Hausfeld for the challenge
Anthony Maton, Vice Chair and London Managing Partner at Hausfeld recently shared his views on the UK collectives market with Disputed.io.
What are your thoughts on Merrick and the future of the collective regime?
Clearly, post-Merricks the CAT collective regime is ready to take off. There is now clarity around the threshold to creating a group. In basic terms, a firm can sign up a class representative and file for an application. This - and notwithstanding Brexit - has put London London back at the centre of competition claims.
But will a lower threshold lead to more vexatious claims?
Absolutely not. This is a good development for the sector and particularly consumers. Remember, a lot of due diligence takes place before any law firm can take on these types of claims. It's not something that is done on a whim. No party wants to press ahead with a vexatious claim. Litigiation funders are often putting a lot of capital at risk and will only received their reward once the claimants have been paid so, understandably, they only want to back meritorious claims.
What impact does this have for corporations?
There may be corporate concerns but if a business abides by the law, they have nothing to fear.

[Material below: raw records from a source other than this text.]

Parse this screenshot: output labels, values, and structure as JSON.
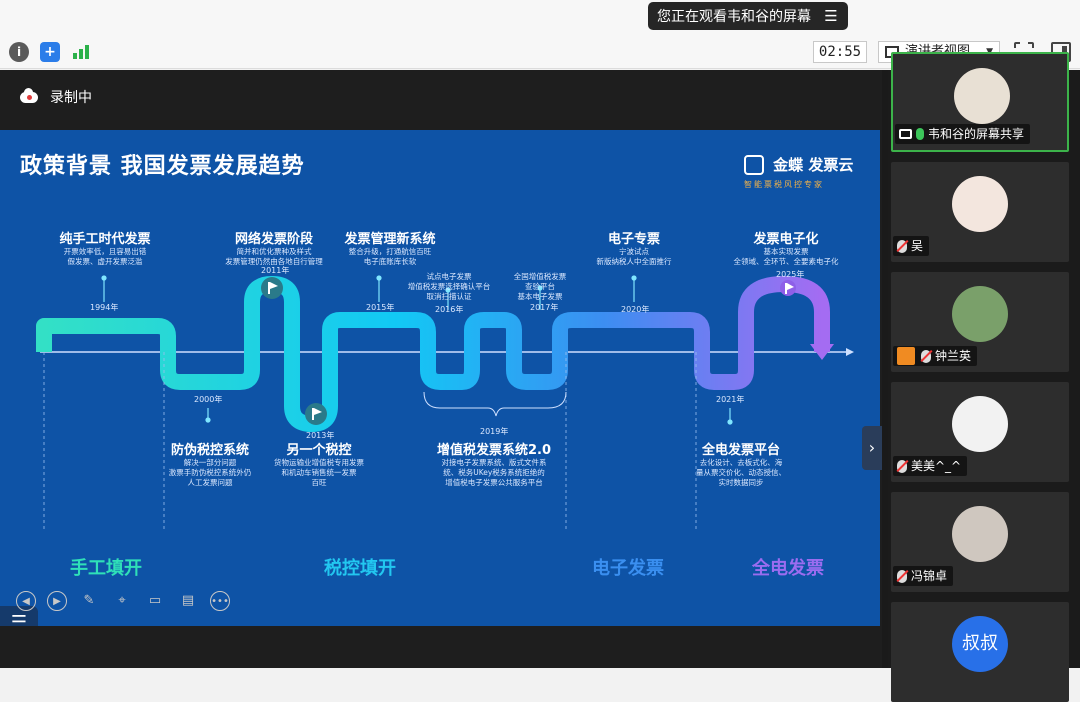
{
  "share_banner": {
    "text": "您正在观看韦和谷的屏幕",
    "menu_icon": "menu-icon"
  },
  "toolbar": {
    "timer": "02:55",
    "view_mode": "演讲者视图"
  },
  "recording": {
    "label": "录制中"
  },
  "slide": {
    "title": "政策背景  我国发票发展趋势",
    "brand_name": "金蝶 发票云",
    "brand_tagline": "智能票税风控专家",
    "milestones_top": [
      {
        "title": "纯手工时代发票",
        "desc1": "开票效率低，且容易出错",
        "desc2": "假发票、虚开发票泛滥",
        "year": "1994年"
      },
      {
        "title": "网络发票阶段",
        "desc1": "简并和优化票种及样式",
        "desc2": "发票管理仍然由各地自行管理",
        "year": "2011年"
      },
      {
        "title": "发票管理新系统",
        "desc1": "整合升级，打通航信百旺",
        "desc2": "电子底账库长软",
        "year": "2015年"
      },
      {
        "title": "试点电子发票",
        "desc1": "增值税发票选择确认平台",
        "desc2": "取消扫描认证",
        "year": "2016年"
      },
      {
        "title": "全国增值税发票",
        "desc1": "查验平台",
        "desc2": "基本电子发票",
        "year": "2017年"
      },
      {
        "title": "电子专票",
        "desc1": "宁波试点",
        "desc2": "新版纳税人中全面推行",
        "year": "2020年"
      },
      {
        "title": "发票电子化",
        "desc1": "基本实现发票",
        "desc2": "全领域、全环节、全要素电子化",
        "year": "2025年"
      }
    ],
    "milestones_bottom": [
      {
        "title": "防伪税控系统",
        "desc1": "解决一部分问题",
        "desc2": "激票手防伪税控系统外仍",
        "desc3": "人工发票问题",
        "year": "2000年"
      },
      {
        "title": "另一个税控",
        "desc1": "货物运输业增值税专用发票",
        "desc2": "和机动车销售统一发票",
        "desc3": "百旺",
        "year": "2013年"
      },
      {
        "title": "增值税发票系统2.0",
        "desc1": "对接电子发票系统、版式文件系",
        "desc2": "统、税务UKey税务系统拒绝的",
        "desc3": "增值税电子发票公共服务平台",
        "year": "2019年"
      },
      {
        "title": "全电发票平台",
        "desc1": "去化设计、去板式化、海",
        "desc2": "量从票交价化、动态授信、",
        "desc3": "实时数据同步",
        "year": "2021年"
      }
    ],
    "eras": [
      {
        "label": "手工填开",
        "color": "#2fe0b8"
      },
      {
        "label": "税控填开",
        "color": "#22c7f0"
      },
      {
        "label": "电子发票",
        "color": "#3a8ff0"
      },
      {
        "label": "全电发票",
        "color": "#9b6cf0"
      }
    ]
  },
  "participants": [
    {
      "name": "韦和谷的屏幕共享",
      "status": "sharing"
    },
    {
      "name": "吴",
      "status": "muted"
    },
    {
      "name": "钟兰英",
      "status": "muted"
    },
    {
      "name": "美美^_^",
      "status": "muted"
    },
    {
      "name": "冯锦卓",
      "status": "muted"
    },
    {
      "name": "叔叔",
      "status": "muted"
    }
  ]
}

Companies which breach the law need to be held to account and paying compensation is one way of doing so. The fines from regulators may look large, but they are always smaller than what corporates have gained from the bad behaviour, and these fines do not compensate those who have effectively lost out. If the fines are less than what they made as a result of bad behaviour, there is no deterrent to stop.
The other large case on everyone's lips is Lloyd v Google LLC. Whilst we wait on judgment, what is your take?
The hearing in the Supreme Court was difficult to read. I think it's likely to find that a 19.6 claim is valid. Without it, it will be difficult for an individual consumer who has suffered from data misuse to make a claim.
Will this lead to a flood of data protection claims?
It's hard to say. Similar cases that are progressing have focussed on deliberate data misuse rather than where corporates have taken steps to prevent misuse. Where the latter happens, it will be harder to bring cases - especially those that are funded - as the level of compensation will be hard for funders to secure approval to finance such claims. There is also a question of the ethical issue - where a business has implemented all steps necessary and yet is still targeted, should they face the same punishment as those corporates who proactively take part in illegal behaviour?
If there is an increase in group actions generally, do you think the UK legal sector is prepared for this?
Group actions bring challenges and without the useful and efficient use of technology, you lose lots of lawyer time which ultimately impacts the reward for the claimants.
The consumer journey should be easier, and the consumer reward should be greater. This should in turn encourage lawyers to take more risk i.e., working on a contingency basis rather than billable hours. This will ultimately benefit everyone, as lawyers don’t spend time on administrative, repetitive tasks and claimants receive a larger reward.
Should London and the litigation sector here be concerned about competition from Europe?
Competition is healthy, and whilst London may not be the same post-Brexit, it is still a leading litigation hub with a sophisticated legal market and Bench. However, we have always thought that our proposition for our clients should not be limited by geography. You liaise with our clients and find the best solution for them – whether we litigate in Europe, Brazil or Korea. As such, we welcome the developments of collective actions across the world.
What are your future plans for Hausfeld as a firm?
Competition litigation is still at the core of what we do and is very successful for us. However, it's important to develop the firm as a whole and it's important to expand our portfolio in areas that are complementary. Our commercial litigation team has grown over the last few years which was a natural extension for us when we work with so many corporate businesses already. We have also carved a reputation into climate change litigation, as part of developing our environmental practice.
Sounds like a bright future for group actions in the UK and that Hausfeld is one of those firms primed to take advantage of this growing market.